Mineralized Tissue Biology



















Contact Information:


The Bone Biology Research Program is composed of bone biologists with specific and unique skills that together compose a comprehensive team for the study of mineralized tissues. Dr. Mark Johnson is the discoverer of the high bone mass gene, Lrp5. Dr. Jeff Gorski and Dr. Sarah Dallas are experts in bone matrix, its components and functions. Dr. Yasuyoshi Ueki is a molecular biologist examining the condition of Cherubism. The technology available for the study of mineralized tissues include genomics, proteomics, transgenic mice, dynamic imaging, bone analysis for properties such as density, hardness, strength, and histomorphometry for analysis of both bone and bone cells. 3D microscopy, applications of mechanical strain, both in vitro and in vivo, are established among other technologies. The goal of the program is to approach important issues in bone and tooth development, physiology, and disease from basic experiments to clinical research. In vitro approaches are first necessary to properly design transgenic approaches which are essential before clinical trials. All three components, basic, translational and clinical research, are essential for translating findings into prevention of disease and treatment in the clinic. For details concerning the personal research studies of each faculty member, visit their websites or contact them by email.

Bone Biology Research Team:

Mark Johnson, Chair, Oral & Craniofacial Sciences, Professor. Research Focus: the role of the high bone mass gene Lrp5 in bone formation and regulation by mechanical strain. (johnsonmark@umkc.edu)
Sarah Dallas, Lefkowitz Professor, is the Director of the Dynamic Imaging Laboratory. Research Focus: the role of the latent transforming beta binding protein in bone extracellular matrix and in tumor metastasis to bone. (dallass@umkc.edu)

Jeff Gorski, Professor, is the Director of the Laser Capture Microdissection Microscopy Facility. Research Focus: extracellular matrix protein, specifically, BAG-75 and bone formation in the marrow ablation model. (gorskij@umkc.edu)

Yasuyoshi Ueki, Assistant Professor, is engaged in research in the areas of molecular and cellular pathogenesis of the human craniofacial disorder, Cherubism. (uekiy@umkc.edu)

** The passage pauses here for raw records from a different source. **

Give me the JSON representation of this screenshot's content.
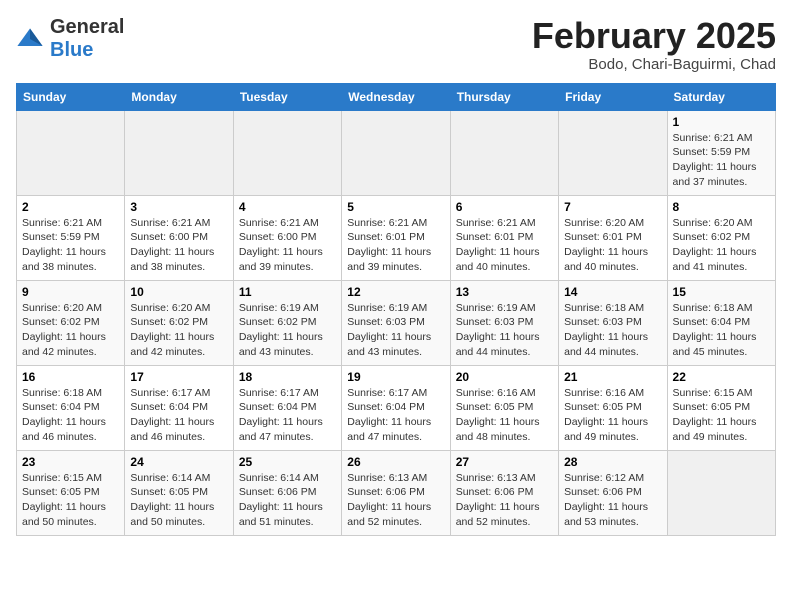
{
  "header": {
    "logo_general": "General",
    "logo_blue": "Blue",
    "month_year": "February 2025",
    "location": "Bodo, Chari-Baguirmi, Chad"
  },
  "weekdays": [
    "Sunday",
    "Monday",
    "Tuesday",
    "Wednesday",
    "Thursday",
    "Friday",
    "Saturday"
  ],
  "weeks": [
    [
      {
        "day": "",
        "info": ""
      },
      {
        "day": "",
        "info": ""
      },
      {
        "day": "",
        "info": ""
      },
      {
        "day": "",
        "info": ""
      },
      {
        "day": "",
        "info": ""
      },
      {
        "day": "",
        "info": ""
      },
      {
        "day": "1",
        "info": "Sunrise: 6:21 AM\nSunset: 5:59 PM\nDaylight: 11 hours\nand 37 minutes."
      }
    ],
    [
      {
        "day": "2",
        "info": "Sunrise: 6:21 AM\nSunset: 5:59 PM\nDaylight: 11 hours\nand 38 minutes."
      },
      {
        "day": "3",
        "info": "Sunrise: 6:21 AM\nSunset: 6:00 PM\nDaylight: 11 hours\nand 38 minutes."
      },
      {
        "day": "4",
        "info": "Sunrise: 6:21 AM\nSunset: 6:00 PM\nDaylight: 11 hours\nand 39 minutes."
      },
      {
        "day": "5",
        "info": "Sunrise: 6:21 AM\nSunset: 6:01 PM\nDaylight: 11 hours\nand 39 minutes."
      },
      {
        "day": "6",
        "info": "Sunrise: 6:21 AM\nSunset: 6:01 PM\nDaylight: 11 hours\nand 40 minutes."
      },
      {
        "day": "7",
        "info": "Sunrise: 6:20 AM\nSunset: 6:01 PM\nDaylight: 11 hours\nand 40 minutes."
      },
      {
        "day": "8",
        "info": "Sunrise: 6:20 AM\nSunset: 6:02 PM\nDaylight: 11 hours\nand 41 minutes."
      }
    ],
    [
      {
        "day": "9",
        "info": "Sunrise: 6:20 AM\nSunset: 6:02 PM\nDaylight: 11 hours\nand 42 minutes."
      },
      {
        "day": "10",
        "info": "Sunrise: 6:20 AM\nSunset: 6:02 PM\nDaylight: 11 hours\nand 42 minutes."
      },
      {
        "day": "11",
        "info": "Sunrise: 6:19 AM\nSunset: 6:02 PM\nDaylight: 11 hours\nand 43 minutes."
      },
      {
        "day": "12",
        "info": "Sunrise: 6:19 AM\nSunset: 6:03 PM\nDaylight: 11 hours\nand 43 minutes."
      },
      {
        "day": "13",
        "info": "Sunrise: 6:19 AM\nSunset: 6:03 PM\nDaylight: 11 hours\nand 44 minutes."
      },
      {
        "day": "14",
        "info": "Sunrise: 6:18 AM\nSunset: 6:03 PM\nDaylight: 11 hours\nand 44 minutes."
      },
      {
        "day": "15",
        "info": "Sunrise: 6:18 AM\nSunset: 6:04 PM\nDaylight: 11 hours\nand 45 minutes."
      }
    ],
    [
      {
        "day": "16",
        "info": "Sunrise: 6:18 AM\nSunset: 6:04 PM\nDaylight: 11 hours\nand 46 minutes."
      },
      {
        "day": "17",
        "info": "Sunrise: 6:17 AM\nSunset: 6:04 PM\nDaylight: 11 hours\nand 46 minutes."
      },
      {
        "day": "18",
        "info": "Sunrise: 6:17 AM\nSunset: 6:04 PM\nDaylight: 11 hours\nand 47 minutes."
      },
      {
        "day": "19",
        "info": "Sunrise: 6:17 AM\nSunset: 6:04 PM\nDaylight: 11 hours\nand 47 minutes."
      },
      {
        "day": "20",
        "info": "Sunrise: 6:16 AM\nSunset: 6:05 PM\nDaylight: 11 hours\nand 48 minutes."
      },
      {
        "day": "21",
        "info": "Sunrise: 6:16 AM\nSunset: 6:05 PM\nDaylight: 11 hours\nand 49 minutes."
      },
      {
        "day": "22",
        "info": "Sunrise: 6:15 AM\nSunset: 6:05 PM\nDaylight: 11 hours\nand 49 minutes."
      }
    ],
    [
      {
        "day": "23",
        "info": "Sunrise: 6:15 AM\nSunset: 6:05 PM\nDaylight: 11 hours\nand 50 minutes."
      },
      {
        "day": "24",
        "info": "Sunrise: 6:14 AM\nSunset: 6:05 PM\nDaylight: 11 hours\nand 50 minutes."
      },
      {
        "day": "25",
        "info": "Sunrise: 6:14 AM\nSunset: 6:06 PM\nDaylight: 11 hours\nand 51 minutes."
      },
      {
        "day": "26",
        "info": "Sunrise: 6:13 AM\nSunset: 6:06 PM\nDaylight: 11 hours\nand 52 minutes."
      },
      {
        "day": "27",
        "info": "Sunrise: 6:13 AM\nSunset: 6:06 PM\nDaylight: 11 hours\nand 52 minutes."
      },
      {
        "day": "28",
        "info": "Sunrise: 6:12 AM\nSunset: 6:06 PM\nDaylight: 11 hours\nand 53 minutes."
      },
      {
        "day": "",
        "info": ""
      }
    ]
  ]
}
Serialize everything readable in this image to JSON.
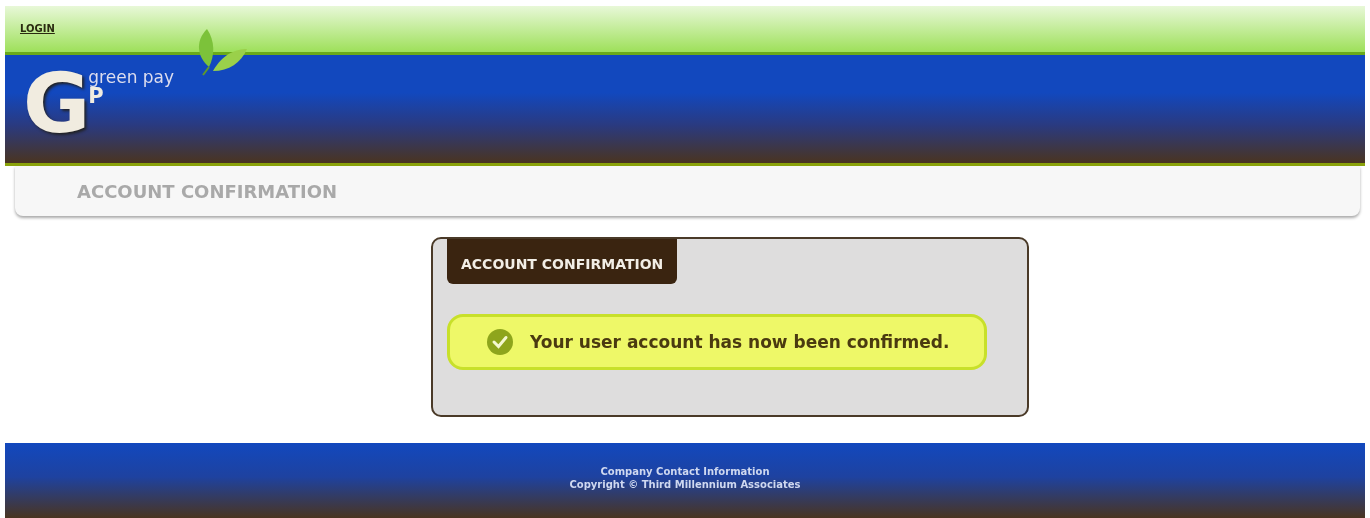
{
  "top_bar": {
    "link": "LOGIN"
  },
  "logo": {
    "letter": "G",
    "sub_letter": "P",
    "name": "green pay"
  },
  "page_title": "ACCOUNT CONFIRMATION",
  "panel": {
    "title": "ACCOUNT CONFIRMATION",
    "message": "Your user account has now been confirmed."
  },
  "footer": {
    "lines": [
      "Company Contact Information",
      "Copyright © Third Millennium Associates"
    ]
  }
}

The Bone Biology Program collaborates and integrates research goals with the Biomaterials and Engineering Components of the Department of Oral and Craniofacial Sciences. These investigators include Dr. David Eick, Curator’s Professor Emeritus, and Dr. Yong Wang, Professor, experts in Biomaterials and their analyses. For more information concerning research in these areas click Biomaterials/Bioengineering Program.

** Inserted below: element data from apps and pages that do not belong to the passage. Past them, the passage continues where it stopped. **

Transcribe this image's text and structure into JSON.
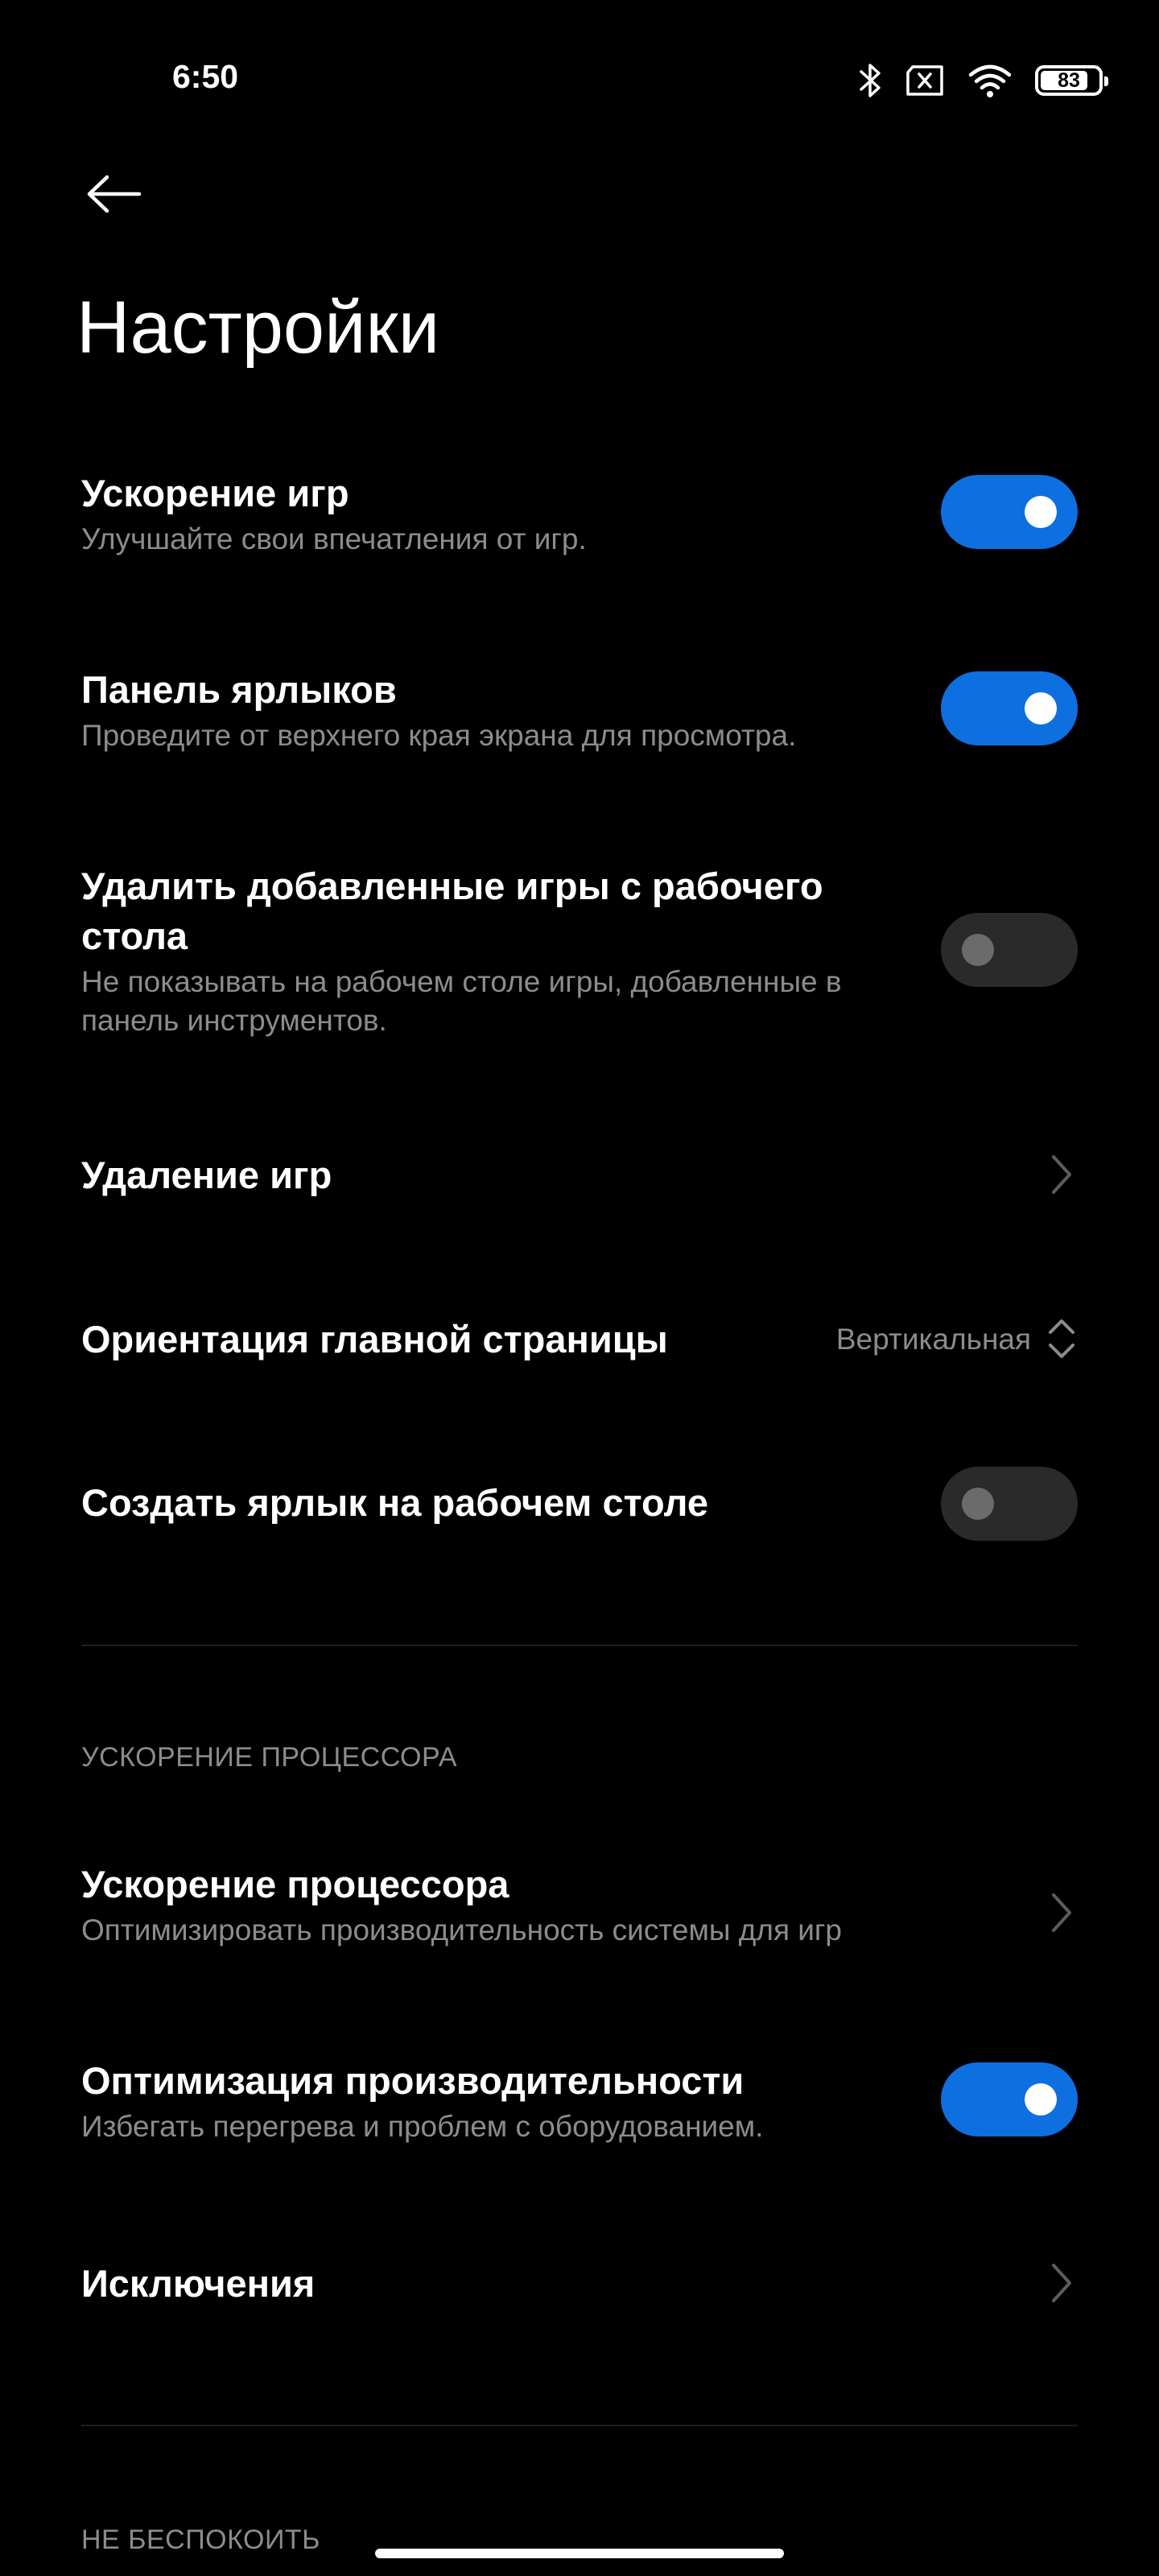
{
  "status_bar": {
    "time": "6:50",
    "battery_level": "83",
    "icons": [
      "bluetooth-icon",
      "no-sim-icon",
      "wifi-icon",
      "battery-icon"
    ]
  },
  "header": {
    "back_icon": "arrow-left-icon",
    "title": "Настройки"
  },
  "settings": [
    {
      "title": "Ускорение игр",
      "subtitle": "Улучшайте свои впечатления от игр.",
      "control": "toggle",
      "enabled": true
    },
    {
      "title": "Панель ярлыков",
      "subtitle": "Проведите от верхнего края экрана для просмотра.",
      "control": "toggle",
      "enabled": true
    },
    {
      "title": "Удалить добавленные игры с рабочего стола",
      "subtitle": "Не показывать на рабочем столе игры, добавленные в панель инструментов.",
      "control": "toggle",
      "enabled": false
    },
    {
      "title": "Удаление игр",
      "control": "chevron"
    },
    {
      "title": "Ориентация главной страницы",
      "value": "Вертикальная",
      "control": "select"
    },
    {
      "title": "Создать ярлык на рабочем столе",
      "control": "toggle",
      "enabled": false
    }
  ],
  "cpu_section": {
    "header": "УСКОРЕНИЕ ПРОЦЕССОРА",
    "items": [
      {
        "title": "Ускорение процессора",
        "subtitle": "Оптимизировать производительность системы для игр",
        "control": "chevron"
      },
      {
        "title": "Оптимизация производительности",
        "subtitle": "Избегать перегрева и проблем с оборудованием.",
        "control": "toggle",
        "enabled": true
      },
      {
        "title": "Исключения",
        "control": "chevron"
      }
    ]
  },
  "dnd_section": {
    "header": "НЕ БЕСПОКОИТЬ"
  },
  "colors": {
    "background": "#000000",
    "accent": "#0d6fe0",
    "secondary_text": "#8c8c8c"
  }
}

The Bone Biology Program investigators collaborate and integrate research goals with Dr. Lynda F. Bonewald, Distinguished Curator’s Professor Emeritus, the Executive Director of Indiana Center for Musculoskeletal Health, Professor of Anatomy & Cell Biology and Orthopaedic Surgery, School of Medicine, Indiana University. Research Focus: on the effects of mechanical strain on osteocyte biology. 5-Lipoxygenase, Transforming Growth Factor beta. (bonewaldl@umkc.edu -  lbonewal@iu.edu)

For training opportunities in the Bone Biology Program contact Dr. Mark Johnson or see Educational Opportunities on the homepage. For information on the Oral and Craniofacial Sciences Seminar Series click here.